While Christians make up 80 percent of the Central African Republic's 4.5 million population, they have been the victims of violence since Seleka rebels took control of the government and overthrew President Francois Bozize in March. Muslims are a relatively small minority in the country, making up only 10 percent.
On Tuesday, Christians in the city of Bangassou organized a protest against Seleka's predominantly Muslim fighters, said Bangassou police official Edouard Mbiga.
But Muslim community members, backed by Seleka fighters, used force and weapons to halt the march and a conflict broke out between the groups shortly thereafter, killing 10 people.
Attacks on Saturday killed 4 more Christians, confirmed Bangassou's Catholic Bishop Juan José Aguirre.
"All four of those killed were from the Christian community. We're overwhelmed, inundated by thousands of men, women, and children seeking refuge from the fighting at the diocese," he said.

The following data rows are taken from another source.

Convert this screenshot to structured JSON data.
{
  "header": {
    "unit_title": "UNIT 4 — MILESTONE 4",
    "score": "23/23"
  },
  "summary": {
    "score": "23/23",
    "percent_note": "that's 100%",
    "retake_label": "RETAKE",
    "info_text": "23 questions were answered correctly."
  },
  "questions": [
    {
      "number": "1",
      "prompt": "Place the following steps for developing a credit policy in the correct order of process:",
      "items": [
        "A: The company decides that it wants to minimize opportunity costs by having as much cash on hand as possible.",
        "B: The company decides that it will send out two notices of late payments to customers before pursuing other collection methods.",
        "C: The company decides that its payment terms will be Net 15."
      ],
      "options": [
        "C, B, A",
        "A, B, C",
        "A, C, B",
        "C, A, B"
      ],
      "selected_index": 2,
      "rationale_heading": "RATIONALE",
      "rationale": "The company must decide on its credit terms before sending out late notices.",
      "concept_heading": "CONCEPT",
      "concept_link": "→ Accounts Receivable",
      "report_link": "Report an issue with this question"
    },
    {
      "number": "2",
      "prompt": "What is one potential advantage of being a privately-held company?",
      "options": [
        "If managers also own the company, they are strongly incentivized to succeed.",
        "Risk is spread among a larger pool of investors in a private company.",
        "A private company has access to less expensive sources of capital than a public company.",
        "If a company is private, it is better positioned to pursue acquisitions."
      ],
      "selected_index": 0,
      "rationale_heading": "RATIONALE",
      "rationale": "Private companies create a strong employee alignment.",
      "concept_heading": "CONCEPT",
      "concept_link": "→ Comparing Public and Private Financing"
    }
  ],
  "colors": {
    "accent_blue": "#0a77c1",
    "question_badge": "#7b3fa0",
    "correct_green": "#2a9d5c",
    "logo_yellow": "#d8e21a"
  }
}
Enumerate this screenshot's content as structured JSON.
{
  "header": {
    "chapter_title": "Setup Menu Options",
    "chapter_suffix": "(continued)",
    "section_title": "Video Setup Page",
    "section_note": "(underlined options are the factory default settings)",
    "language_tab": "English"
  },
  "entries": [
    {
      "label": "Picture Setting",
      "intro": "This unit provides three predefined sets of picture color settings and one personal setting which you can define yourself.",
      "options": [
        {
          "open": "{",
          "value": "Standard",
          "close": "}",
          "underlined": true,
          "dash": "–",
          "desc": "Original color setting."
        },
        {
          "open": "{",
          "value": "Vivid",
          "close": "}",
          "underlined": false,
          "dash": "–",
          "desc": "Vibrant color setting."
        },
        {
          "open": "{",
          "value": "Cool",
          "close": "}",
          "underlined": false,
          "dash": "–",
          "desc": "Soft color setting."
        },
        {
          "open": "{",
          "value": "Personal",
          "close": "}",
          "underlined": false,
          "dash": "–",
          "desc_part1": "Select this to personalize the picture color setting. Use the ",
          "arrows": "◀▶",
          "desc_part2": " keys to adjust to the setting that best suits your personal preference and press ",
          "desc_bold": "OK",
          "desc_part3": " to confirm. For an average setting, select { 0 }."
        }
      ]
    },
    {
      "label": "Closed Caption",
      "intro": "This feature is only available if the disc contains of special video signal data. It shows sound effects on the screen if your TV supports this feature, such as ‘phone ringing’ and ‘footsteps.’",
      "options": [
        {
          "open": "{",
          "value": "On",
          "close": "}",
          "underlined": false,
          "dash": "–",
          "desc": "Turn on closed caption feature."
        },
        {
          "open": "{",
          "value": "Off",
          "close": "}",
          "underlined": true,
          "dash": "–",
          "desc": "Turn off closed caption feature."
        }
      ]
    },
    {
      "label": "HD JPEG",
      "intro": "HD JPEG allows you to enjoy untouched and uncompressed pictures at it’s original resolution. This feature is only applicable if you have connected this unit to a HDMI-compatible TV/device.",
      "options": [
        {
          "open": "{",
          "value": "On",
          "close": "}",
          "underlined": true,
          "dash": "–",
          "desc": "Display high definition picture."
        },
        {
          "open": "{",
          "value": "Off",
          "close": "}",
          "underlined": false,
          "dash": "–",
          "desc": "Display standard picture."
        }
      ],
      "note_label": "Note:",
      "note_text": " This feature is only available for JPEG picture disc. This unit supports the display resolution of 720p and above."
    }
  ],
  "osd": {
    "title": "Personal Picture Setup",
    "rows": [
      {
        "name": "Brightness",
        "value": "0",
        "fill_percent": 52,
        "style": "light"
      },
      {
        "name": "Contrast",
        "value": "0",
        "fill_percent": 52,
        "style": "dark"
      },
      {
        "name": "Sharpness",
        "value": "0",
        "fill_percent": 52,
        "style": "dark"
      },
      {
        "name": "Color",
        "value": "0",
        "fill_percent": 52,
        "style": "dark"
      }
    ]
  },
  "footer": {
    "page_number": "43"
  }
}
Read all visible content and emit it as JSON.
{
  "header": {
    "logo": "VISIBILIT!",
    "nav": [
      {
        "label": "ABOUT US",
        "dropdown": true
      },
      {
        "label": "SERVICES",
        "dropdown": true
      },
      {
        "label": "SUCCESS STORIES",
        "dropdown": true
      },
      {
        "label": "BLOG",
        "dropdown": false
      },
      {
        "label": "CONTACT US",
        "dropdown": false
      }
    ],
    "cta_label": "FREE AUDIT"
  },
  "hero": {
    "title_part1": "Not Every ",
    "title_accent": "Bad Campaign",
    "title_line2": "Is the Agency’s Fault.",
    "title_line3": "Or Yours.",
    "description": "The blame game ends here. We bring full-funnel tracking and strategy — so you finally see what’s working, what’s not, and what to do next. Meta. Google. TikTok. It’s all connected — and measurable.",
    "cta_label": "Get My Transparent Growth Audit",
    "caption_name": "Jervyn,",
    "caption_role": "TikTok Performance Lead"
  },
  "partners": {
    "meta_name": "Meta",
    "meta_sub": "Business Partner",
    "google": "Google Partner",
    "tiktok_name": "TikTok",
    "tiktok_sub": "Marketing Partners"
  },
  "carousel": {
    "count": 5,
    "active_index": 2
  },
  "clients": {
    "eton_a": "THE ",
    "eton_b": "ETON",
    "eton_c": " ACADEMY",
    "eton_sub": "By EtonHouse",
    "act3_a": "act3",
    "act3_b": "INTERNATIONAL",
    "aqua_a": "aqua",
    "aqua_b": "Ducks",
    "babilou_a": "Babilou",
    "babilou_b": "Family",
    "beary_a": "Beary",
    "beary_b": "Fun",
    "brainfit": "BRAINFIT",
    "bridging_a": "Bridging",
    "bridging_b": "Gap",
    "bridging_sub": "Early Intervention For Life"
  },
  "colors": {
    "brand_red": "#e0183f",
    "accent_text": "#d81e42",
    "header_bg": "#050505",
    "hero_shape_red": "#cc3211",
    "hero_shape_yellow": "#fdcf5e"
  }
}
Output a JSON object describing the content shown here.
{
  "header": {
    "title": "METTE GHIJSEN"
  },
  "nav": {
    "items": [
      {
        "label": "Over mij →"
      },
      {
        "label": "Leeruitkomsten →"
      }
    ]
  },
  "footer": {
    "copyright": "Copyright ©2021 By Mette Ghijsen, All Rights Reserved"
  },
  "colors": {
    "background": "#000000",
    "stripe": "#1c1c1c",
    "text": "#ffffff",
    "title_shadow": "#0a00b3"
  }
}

Italian Priest, Father Gazzera told The Catholic Herald in August, that the group, composed partly of Arab-speaking Islamists, had killed at least 15 people and made over 1,000 people homeless after attacking five large, mineral-rich villages.
Gazzera pleaded with the international community to do something, as he believed that the armies of neighboring countries were too "poorly planned, equipped and coordinated" to challenge Seleka and restore stability.
"Unless these attacks are stopped, the suffering and displacement can only grow," said Gazzero.
"Although the international community continues to hold meetings and talk inanely, nothing concrete is being done to help people here or hold back the extremists, terrorists and Islamists who are inflicting such damage," he added.
Currently, Michel Djotodia, the leader of the Seleka rebellion, is the country's president, though he has been unsuccessful at curbing the violence.
France and the African Union both have limited troops in the country. The African Union's 3,600 person mission will not be deployed until next year. France, which has only 450 troops on the ground is considering boosting the number.